Good to know about x-axis twist. I’m guessing I can rule out an uneven surface by checking the shelf (that the printer is on) with a level?

Here is the result of that command:

Send: M420 V1
Recv: Bilinear Leveling Grid:
Recv:       0      1      2      3
Recv:  0 +0.362 +0.144 -0.016 -0.119
Recv:  1 +0.417 +0.113 -0.054 -0.187
Recv:  2 +0.348 +0.047 -0.155 -0.227
Recv:  3 +0.267 +0.003 -0.144 -0.161
Recv: Subdivided with CATMULL ROM Leveling Grid:
Recv:         0        1        2        3        4        5        6        7        8        9
Recv:  0 +0.36200 +0.28719 +0.21237 +0.14400 +0.08426 +0.03096 -0.01600 -0.05455 -0.08678 -0.11900
Recv:  1 +0.38493 +0.29832 +0.21172 +0.13496 +0.07297 +0.02082 -0.02633 -0.06845 -0.10558 -0.14270
Recv:  2 +0.40785 +0.30946 +0.21106 +0.12593 +0.06167 +0.01068 -0.03667 -0.08235 -0.12438 -0.16641
Recv:  3 +0.41700 +0.31059 +0.20419 +0.11300 +0.04593 -0.00592 -0.05400 -0.10085 -0.14392 -0.18700

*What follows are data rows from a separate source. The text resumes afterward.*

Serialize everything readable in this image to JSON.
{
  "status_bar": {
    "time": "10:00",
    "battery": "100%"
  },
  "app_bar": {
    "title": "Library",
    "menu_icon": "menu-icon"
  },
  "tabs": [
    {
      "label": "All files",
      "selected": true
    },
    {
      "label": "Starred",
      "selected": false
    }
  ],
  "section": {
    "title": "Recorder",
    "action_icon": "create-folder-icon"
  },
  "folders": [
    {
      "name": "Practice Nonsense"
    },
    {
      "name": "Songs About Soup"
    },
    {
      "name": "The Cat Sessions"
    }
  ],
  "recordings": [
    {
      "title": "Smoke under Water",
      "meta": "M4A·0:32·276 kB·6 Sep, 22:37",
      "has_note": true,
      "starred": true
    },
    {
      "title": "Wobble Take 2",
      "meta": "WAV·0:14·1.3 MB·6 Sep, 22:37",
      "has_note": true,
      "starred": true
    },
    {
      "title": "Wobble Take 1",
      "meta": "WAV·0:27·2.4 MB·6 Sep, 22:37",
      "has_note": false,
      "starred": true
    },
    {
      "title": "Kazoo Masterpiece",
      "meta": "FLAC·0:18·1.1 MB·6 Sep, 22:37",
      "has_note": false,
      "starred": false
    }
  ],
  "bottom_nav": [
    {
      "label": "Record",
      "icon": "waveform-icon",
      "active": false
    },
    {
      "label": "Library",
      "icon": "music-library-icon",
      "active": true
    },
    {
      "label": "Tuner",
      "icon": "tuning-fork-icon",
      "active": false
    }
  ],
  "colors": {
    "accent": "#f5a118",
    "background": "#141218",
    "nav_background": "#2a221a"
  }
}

Recv:  4 +0.40363 +0.29516 +0.18670 +0.09278 +0.02086 -0.03652 -0.08715 -0.13137 -0.16885 -0.20633
Recv:  5 +0.37648 +0.26974 +0.16299 +0.06867 -0.00867 -0.07358 -0.12730 -0.16651 -0.19453 -0.22255
Recv:  6 +0.34800 +0.24400 +0.14000 +0.04700 -0.03248 -0.10096 -0.15500 -0.18863 -0.20781 -0.22700
Recv:  7 +0.32189 +0.22109 +0.12030 +0.03070 -0.04529 -0.11008 -0.15963 -0.18753 -0.20019 -0.21285
Recv:  8 +0.29445 +0.19788 +0.10132 +0.01685 -0.05238 -0.10952 -0.15181 -0.17341 -0.18017 -0.18692
Recv:  9 +0.26700 +0.17467 +0.08233 +0.00300 -0.05948 -0.10896 -0.14400 -0.15930 -0.16015 -0.16100
Recv: echo:Bed Leveling OFF
Recv: echo:Fade Height OFF
Recv: ok P15 B3
Recv: Not SD printing
Recv:  T:15.80 /0.00 B:17.28 /0.00 @:0 B@:0